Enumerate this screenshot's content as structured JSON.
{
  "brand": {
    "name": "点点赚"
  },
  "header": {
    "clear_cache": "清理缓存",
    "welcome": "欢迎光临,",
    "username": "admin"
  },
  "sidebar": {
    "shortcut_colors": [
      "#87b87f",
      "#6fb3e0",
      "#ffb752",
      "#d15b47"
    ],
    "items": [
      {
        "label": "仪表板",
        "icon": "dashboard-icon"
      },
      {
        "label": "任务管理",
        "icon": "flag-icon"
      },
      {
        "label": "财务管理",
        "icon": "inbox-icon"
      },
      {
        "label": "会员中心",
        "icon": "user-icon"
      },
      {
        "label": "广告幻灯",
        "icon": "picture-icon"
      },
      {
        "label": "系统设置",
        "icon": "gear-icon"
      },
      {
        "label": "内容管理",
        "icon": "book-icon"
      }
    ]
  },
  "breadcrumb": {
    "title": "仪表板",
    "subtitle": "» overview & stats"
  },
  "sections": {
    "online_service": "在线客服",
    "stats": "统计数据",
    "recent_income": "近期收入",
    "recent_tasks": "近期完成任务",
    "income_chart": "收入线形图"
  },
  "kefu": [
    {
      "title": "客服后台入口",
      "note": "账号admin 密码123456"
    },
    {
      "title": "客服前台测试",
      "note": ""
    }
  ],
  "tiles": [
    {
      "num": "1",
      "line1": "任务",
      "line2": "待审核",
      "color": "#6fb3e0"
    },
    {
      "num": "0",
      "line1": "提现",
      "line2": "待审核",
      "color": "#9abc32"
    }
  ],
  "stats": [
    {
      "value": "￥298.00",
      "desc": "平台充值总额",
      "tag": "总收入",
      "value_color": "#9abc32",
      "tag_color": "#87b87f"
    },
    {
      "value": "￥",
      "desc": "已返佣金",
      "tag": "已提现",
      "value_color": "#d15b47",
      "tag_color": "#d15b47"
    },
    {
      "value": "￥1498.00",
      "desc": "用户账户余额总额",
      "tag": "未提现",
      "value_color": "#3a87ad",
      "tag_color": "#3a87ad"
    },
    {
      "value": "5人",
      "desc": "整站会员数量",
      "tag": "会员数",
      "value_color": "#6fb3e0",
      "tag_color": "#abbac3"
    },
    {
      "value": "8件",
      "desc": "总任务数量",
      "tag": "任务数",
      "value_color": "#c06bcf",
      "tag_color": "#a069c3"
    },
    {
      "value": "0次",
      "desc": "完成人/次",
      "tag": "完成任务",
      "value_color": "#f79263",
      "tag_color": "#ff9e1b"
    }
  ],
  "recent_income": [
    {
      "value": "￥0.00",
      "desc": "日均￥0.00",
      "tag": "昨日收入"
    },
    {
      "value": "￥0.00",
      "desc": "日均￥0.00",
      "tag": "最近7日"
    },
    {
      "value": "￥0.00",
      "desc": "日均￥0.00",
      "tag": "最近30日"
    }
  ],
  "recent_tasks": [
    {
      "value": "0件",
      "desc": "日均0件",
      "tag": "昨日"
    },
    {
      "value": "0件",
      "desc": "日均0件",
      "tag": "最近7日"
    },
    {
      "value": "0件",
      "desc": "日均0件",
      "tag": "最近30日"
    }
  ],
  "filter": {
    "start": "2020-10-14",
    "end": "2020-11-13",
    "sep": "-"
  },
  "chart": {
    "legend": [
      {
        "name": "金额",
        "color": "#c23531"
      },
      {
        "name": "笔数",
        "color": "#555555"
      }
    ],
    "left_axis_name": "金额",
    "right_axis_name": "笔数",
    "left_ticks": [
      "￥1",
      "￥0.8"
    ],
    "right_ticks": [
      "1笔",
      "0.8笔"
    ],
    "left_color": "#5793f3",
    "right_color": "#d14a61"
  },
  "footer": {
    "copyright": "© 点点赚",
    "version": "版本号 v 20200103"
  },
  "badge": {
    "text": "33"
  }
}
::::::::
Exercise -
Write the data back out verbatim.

Task answer -
Enumerate this screenshot's content as structured JSON.
{
  "brand": {
    "name": "点点赚"
  },
  "header": {
    "clear_cache": "清理缓存",
    "welcome": "欢迎光临,",
    "username": "admin"
  },
  "sidebar": {
    "shortcut_colors": [
      "#87b87f",
      "#6fb3e0",
      "#ffb752",
      "#d15b47"
    ],
    "items": [
      {
        "label": "仪表板",
        "icon": "dashboard-icon"
      },
      {
        "label": "任务管理",
        "icon": "flag-icon"
      },
      {
        "label": "财务管理",
        "icon": "inbox-icon"
      },
      {
        "label": "会员中心",
        "icon": "user-icon"
      },
      {
        "label": "广告幻灯",
        "icon": "picture-icon"
      },
      {
        "label": "系统设置",
        "icon": "gear-icon"
      },
      {
        "label": "内容管理",
        "icon": "book-icon"
      }
    ]
  },
  "breadcrumb": {
    "title": "仪表板",
    "subtitle": "» overview & stats"
  },
  "sections": {
    "online_service": "在线客服",
    "stats": "统计数据",
    "recent_income": "近期收入",
    "recent_tasks": "近期完成任务",
    "income_chart": "收入线形图"
  },
  "kefu": [
    {
      "title": "客服后台入口",
      "note": "账号admin 密码123456"
    },
    {
      "title": "客服前台测试",
      "note": ""
    }
  ],
  "tiles": [
    {
      "num": "1",
      "line1": "任务",
      "line2": "待审核",
      "color": "#6fb3e0"
    },
    {
      "num": "0",
      "line1": "提现",
      "line2": "待审核",
      "color": "#9abc32"
    }
  ],
  "stats": [
    {
      "value": "￥298.00",
      "desc": "平台充值总额",
      "tag": "总收入",
      "value_color": "#9abc32",
      "tag_color": "#87b87f"
    },
    {
      "value": "￥",
      "desc": "已返佣金",
      "tag": "已提现",
      "value_color": "#d15b47",
      "tag_color": "#d15b47"
    },
    {
      "value": "￥1498.00",
      "desc": "用户账户余额总额",
      "tag": "未提现",
      "value_color": "#3a87ad",
      "tag_color": "#3a87ad"
    },
    {
      "value": "5人",
      "desc": "整站会员数量",
      "tag": "会员数",
      "value_color": "#6fb3e0",
      "tag_color": "#abbac3"
    },
    {
      "value": "8件",
      "desc": "总任务数量",
      "tag": "任务数",
      "value_color": "#c06bcf",
      "tag_color": "#a069c3"
    },
    {
      "value": "0次",
      "desc": "完成人/次",
      "tag": "完成任务",
      "value_color": "#f79263",
      "tag_color": "#ff9e1b"
    }
  ],
  "recent_income": [
    {
      "value": "￥0.00",
      "desc": "日均￥0.00",
      "tag": "昨日收入"
    },
    {
      "value": "￥0.00",
      "desc": "日均￥0.00",
      "tag": "最近7日"
    },
    {
      "value": "￥0.00",
      "desc": "日均￥0.00",
      "tag": "最近30日"
    }
  ],
  "recent_tasks": [
    {
      "value": "0件",
      "desc": "日均0件",
      "tag": "昨日"
    },
    {
      "value": "0件",
      "desc": "日均0件",
      "tag": "最近7日"
    },
    {
      "value": "0件",
      "desc": "日均0件",
      "tag": "最近30日"
    }
  ],
  "filter": {
    "start": "2020-10-14",
    "end": "2020-11-13",
    "sep": "-"
  },
  "chart": {
    "legend": [
      {
        "name": "金额",
        "color": "#c23531"
      },
      {
        "name": "笔数",
        "color": "#555555"
      }
    ],
    "left_axis_name": "金额",
    "right_axis_name": "笔数",
    "left_ticks": [
      "￥1",
      "￥0.8"
    ],
    "right_ticks": [
      "1笔",
      "0.8笔"
    ],
    "left_color": "#5793f3",
    "right_color": "#d14a61"
  },
  "footer": {
    "copyright": "© 点点赚",
    "version": "版本号 v 20200103"
  },
  "badge": {
    "text": "33"
  }
}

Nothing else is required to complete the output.